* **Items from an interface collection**
■ ■ ■ ■ ■ ■ ■

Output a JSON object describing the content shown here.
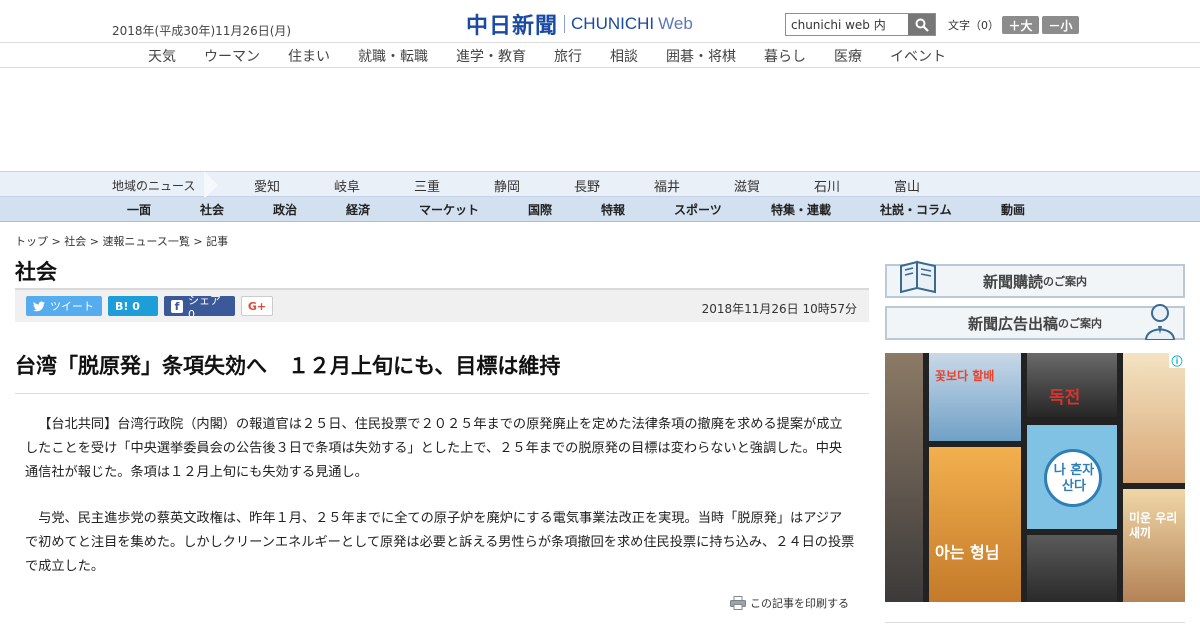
{
  "header": {
    "date": "2018年(平成30年)11月26日(月)",
    "logo_ja": "中日新聞",
    "logo_en": "CHUNICHI",
    "logo_web": "Web",
    "search_value": "chunichi web 内",
    "font_size_label": "文字（0）",
    "font_larger": "＋大",
    "font_smaller": "－小"
  },
  "category_nav": [
    "天気",
    "ウーマン",
    "住まい",
    "就職・転職",
    "進学・教育",
    "旅行",
    "相談",
    "囲碁・将棋",
    "暮らし",
    "医療",
    "イベント"
  ],
  "region_nav": {
    "label": "地域のニュース",
    "items": [
      "愛知",
      "岐阜",
      "三重",
      "静岡",
      "長野",
      "福井",
      "滋賀",
      "石川",
      "富山"
    ]
  },
  "section_nav": [
    "一面",
    "社会",
    "政治",
    "経済",
    "マーケット",
    "国際",
    "特報",
    "スポーツ",
    "特集・連載",
    "社説・コラム",
    "動画"
  ],
  "breadcrumb": {
    "items": [
      "トップ",
      "社会",
      "速報ニュース一覧",
      "記事"
    ],
    "sep": " > "
  },
  "section_title": "社会",
  "share": {
    "tweet": "ツイート",
    "hatena": "B! 0",
    "facebook": "シェア 0",
    "gplus": "G+"
  },
  "published": "2018年11月26日 10時57分",
  "article": {
    "headline": "台湾「脱原発」条項失効へ　１２月上旬にも、目標は維持",
    "paragraphs": [
      "【台北共同】台湾行政院（内閣）の報道官は２５日、住民投票で２０２５年までの原発廃止を定めた法律条項の撤廃を求める提案が成立したことを受け「中央選挙委員会の公告後３日で条項は失効する」とした上で、２５年までの脱原発の目標は変わらないと強調した。中央通信社が報じた。条項は１２月上旬にも失効する見通し。",
      "与党、民主進歩党の蔡英文政権は、昨年１月、２５年までに全ての原子炉を廃炉にする電気事業法改正を実現。当時「脱原発」はアジアで初めてと注目を集めた。しかしクリーンエネルギーとして原発は必要と訴える男性らが条項撤回を求め住民投票に持ち込み、２４日の投票で成立した。"
    ],
    "print_label": "この記事を印刷する"
  },
  "sidebar": {
    "subscribe_big": "新聞購読",
    "subscribe_small": "のご案内",
    "ad_big": "新聞広告出稿",
    "ad_small": "のご案内",
    "banner_texts": [
      "꽃보다 할배",
      "독전",
      "나 혼자 산다",
      "아는 형님",
      "미운 우리 새끼"
    ]
  },
  "colors": {
    "brand": "#1b4aa3",
    "region_bg": "#e9f0f8",
    "section_bg": "#d2e0f0",
    "twitter": "#55acee",
    "hatena": "#1d9ed9",
    "facebook": "#3b5998"
  }
}
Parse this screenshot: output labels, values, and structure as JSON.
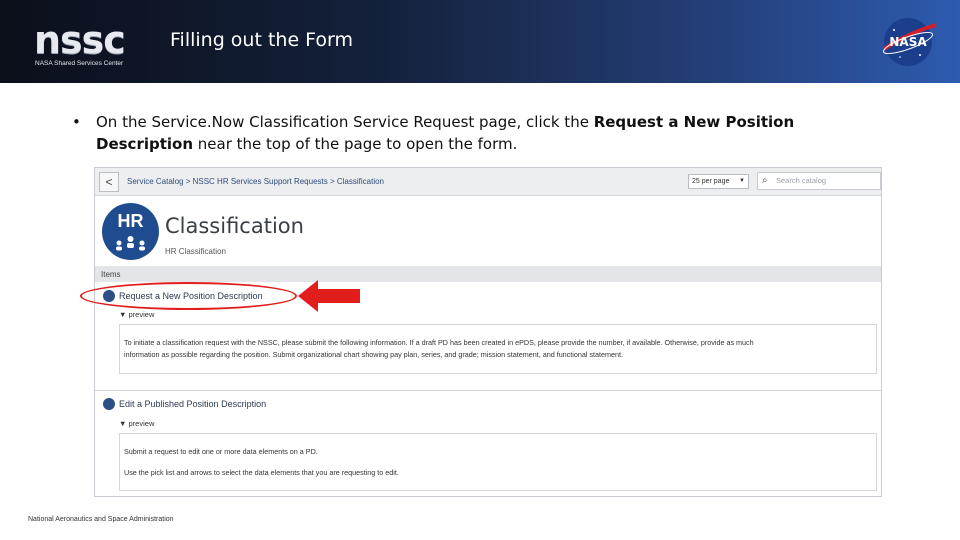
{
  "banner": {
    "logo_text": "nssc",
    "logo_subtitle": "NASA Shared Services Center",
    "title": "Filling out the Form",
    "nasa_logo_text": "NASA"
  },
  "instruction": {
    "bullet": "•",
    "text_before": "On the Service.Now Classification Service Request page, click the ",
    "bold": "Request a New Position Description",
    "text_after": " near the top of the page to open the form."
  },
  "screenshot": {
    "back_glyph": "<",
    "breadcrumb": "Service Catalog > NSSC HR Services Support Requests > Classification",
    "per_page": "25 per page",
    "search_placeholder": "Search catalog",
    "category_icon_text": "HR",
    "category_title": "Classification",
    "category_subtitle": "HR Classification",
    "items_label": "Items",
    "items": [
      {
        "title": "Request a New Position Description",
        "preview": "preview",
        "description_lines": [
          "To initiate a classification request with the NSSC, please submit the following information. If a draft PD has been created in ePDS, please provide the number, if available. Otherwise, provide as much",
          "information as possible regarding the position.  Submit organizational chart showing pay plan, series, and grade; mission statement, and functional statement."
        ]
      },
      {
        "title": "Edit a Published Position Description",
        "preview": "preview",
        "description_lines": [
          "Submit a request to edit one or more data elements on a PD.",
          "Use the pick list and arrows to select the data elements that you are requesting to edit."
        ]
      }
    ]
  },
  "footer": "National Aeronautics and Space Administration",
  "colors": {
    "banner_dark": "#0b0f1a",
    "banner_blue": "#2d5bb0",
    "highlight_red": "#e11d1d",
    "item_icon": "#2b4f86"
  }
}
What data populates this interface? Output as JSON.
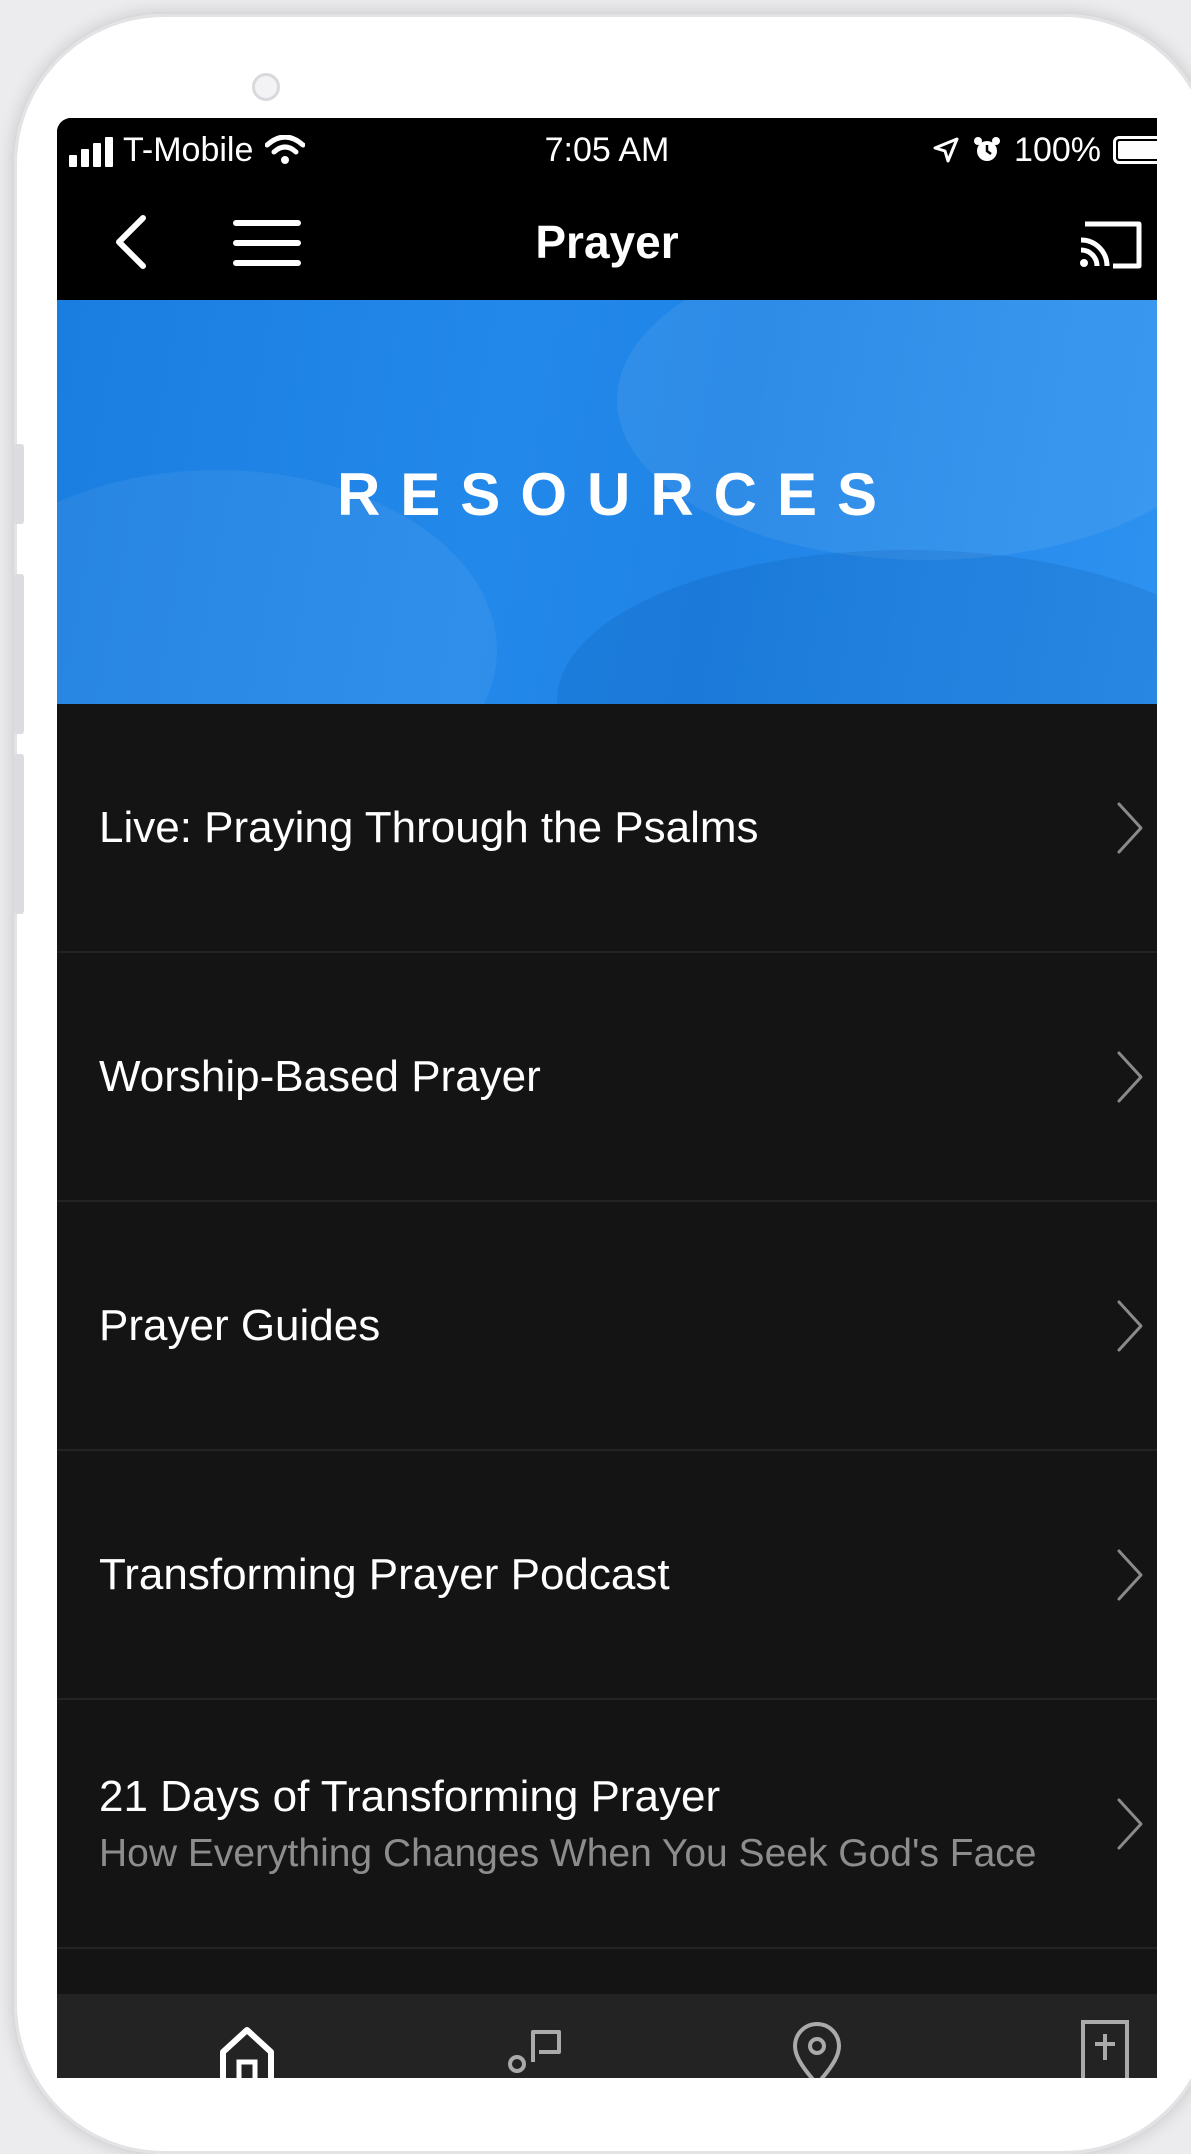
{
  "status_bar": {
    "carrier": "T-Mobile",
    "time": "7:05 AM",
    "battery": "100%"
  },
  "nav": {
    "title": "Prayer"
  },
  "banner": {
    "title": "RESOURCES",
    "color": "#1f84e6"
  },
  "items": [
    {
      "title": "Live: Praying Through the Psalms",
      "subtitle": ""
    },
    {
      "title": "Worship-Based Prayer",
      "subtitle": ""
    },
    {
      "title": "Prayer Guides",
      "subtitle": ""
    },
    {
      "title": "Transforming Prayer Podcast",
      "subtitle": ""
    },
    {
      "title": "21 Days of Transforming Prayer",
      "subtitle": "How Everything Changes When You Seek God's Face"
    }
  ],
  "tab_bar": {
    "tabs": [
      {
        "icon": "home-icon"
      },
      {
        "icon": "message-icon"
      },
      {
        "icon": "location-pin-icon"
      },
      {
        "icon": "bible-icon"
      }
    ]
  }
}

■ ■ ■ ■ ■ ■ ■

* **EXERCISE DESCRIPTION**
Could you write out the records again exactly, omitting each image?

* **SOLUTION FOR THIS TASK**
Output a JSON object describing the content shown here.
{
  "header": {
    "date": "2018年(平成30年)11月26日(月)",
    "logo_ja": "中日新聞",
    "logo_en": "CHUNICHI",
    "logo_web": "Web",
    "search_value": "chunichi web 内",
    "font_size_label": "文字（0）",
    "font_larger": "＋大",
    "font_smaller": "－小"
  },
  "category_nav": [
    "天気",
    "ウーマン",
    "住まい",
    "就職・転職",
    "進学・教育",
    "旅行",
    "相談",
    "囲碁・将棋",
    "暮らし",
    "医療",
    "イベント"
  ],
  "region_nav": {
    "label": "地域のニュース",
    "items": [
      "愛知",
      "岐阜",
      "三重",
      "静岡",
      "長野",
      "福井",
      "滋賀",
      "石川",
      "富山"
    ]
  },
  "section_nav": [
    "一面",
    "社会",
    "政治",
    "経済",
    "マーケット",
    "国際",
    "特報",
    "スポーツ",
    "特集・連載",
    "社説・コラム",
    "動画"
  ],
  "breadcrumb": {
    "items": [
      "トップ",
      "社会",
      "速報ニュース一覧",
      "記事"
    ],
    "sep": " > "
  },
  "section_title": "社会",
  "share": {
    "tweet": "ツイート",
    "hatena": "B! 0",
    "facebook": "シェア 0",
    "gplus": "G+"
  },
  "published": "2018年11月26日 10時57分",
  "article": {
    "headline": "台湾「脱原発」条項失効へ　１２月上旬にも、目標は維持",
    "paragraphs": [
      "【台北共同】台湾行政院（内閣）の報道官は２５日、住民投票で２０２５年までの原発廃止を定めた法律条項の撤廃を求める提案が成立したことを受け「中央選挙委員会の公告後３日で条項は失効する」とした上で、２５年までの脱原発の目標は変わらないと強調した。中央通信社が報じた。条項は１２月上旬にも失効する見通し。",
      "与党、民主進歩党の蔡英文政権は、昨年１月、２５年までに全ての原子炉を廃炉にする電気事業法改正を実現。当時「脱原発」はアジアで初めてと注目を集めた。しかしクリーンエネルギーとして原発は必要と訴える男性らが条項撤回を求め住民投票に持ち込み、２４日の投票で成立した。"
    ],
    "print_label": "この記事を印刷する"
  },
  "sidebar": {
    "subscribe_big": "新聞購読",
    "subscribe_small": "のご案内",
    "ad_big": "新聞広告出稿",
    "ad_small": "のご案内",
    "banner_texts": [
      "꽃보다 할배",
      "독전",
      "나 혼자 산다",
      "아는 형님",
      "미운 우리 새끼"
    ]
  },
  "colors": {
    "brand": "#1b4aa3",
    "region_bg": "#e9f0f8",
    "section_bg": "#d2e0f0",
    "twitter": "#55acee",
    "hatena": "#1d9ed9",
    "facebook": "#3b5998"
  }
}
Parse this screenshot: output labels, values, and structure as JSON.
{
  "banner": {
    "logo_text": "nssc",
    "logo_subtitle": "NASA Shared Services Center",
    "title": "Filling out the Form",
    "nasa_logo_text": "NASA"
  },
  "instruction": {
    "bullet": "•",
    "text_before": "On the Service.Now Classification Service Request page, click the ",
    "bold": "Request a New Position Description",
    "text_after": " near the top of the page to open the form."
  },
  "screenshot": {
    "back_glyph": "<",
    "breadcrumb": "Service Catalog > NSSC HR Services Support Requests > Classification",
    "per_page": "25 per page",
    "search_placeholder": "Search catalog",
    "category_icon_text": "HR",
    "category_title": "Classification",
    "category_subtitle": "HR Classification",
    "items_label": "Items",
    "items": [
      {
        "title": "Request a New Position Description",
        "preview": "preview",
        "description_lines": [
          "To initiate a classification request with the NSSC, please submit the following information. If a draft PD has been created in ePDS, please provide the number, if available. Otherwise, provide as much",
          "information as possible regarding the position.  Submit organizational chart showing pay plan, series, and grade; mission statement, and functional statement."
        ]
      },
      {
        "title": "Edit a Published Position Description",
        "preview": "preview",
        "description_lines": [
          "Submit a request to edit one or more data elements on a PD.",
          "Use the pick list and arrows to select the data elements that you are requesting to edit."
        ]
      }
    ]
  },
  "footer": "National Aeronautics and Space Administration",
  "colors": {
    "banner_dark": "#0b0f1a",
    "banner_blue": "#2d5bb0",
    "highlight_red": "#e11d1d",
    "item_icon": "#2b4f86"
  }
}
What data populates this interface? Output as JSON.
{
  "status_bar": {
    "carrier": "T-Mobile",
    "time": "7:05 AM",
    "battery": "100%"
  },
  "nav": {
    "title": "Prayer"
  },
  "banner": {
    "title": "RESOURCES",
    "color": "#1f84e6"
  },
  "items": [
    {
      "title": "Live: Praying Through the Psalms",
      "subtitle": ""
    },
    {
      "title": "Worship-Based Prayer",
      "subtitle": ""
    },
    {
      "title": "Prayer Guides",
      "subtitle": ""
    },
    {
      "title": "Transforming Prayer Podcast",
      "subtitle": ""
    },
    {
      "title": "21 Days of Transforming Prayer",
      "subtitle": "How Everything Changes When You Seek God's Face"
    }
  ],
  "tab_bar": {
    "tabs": [
      {
        "icon": "home-icon"
      },
      {
        "icon": "message-icon"
      },
      {
        "icon": "location-pin-icon"
      },
      {
        "icon": "bible-icon"
      }
    ]
  }
}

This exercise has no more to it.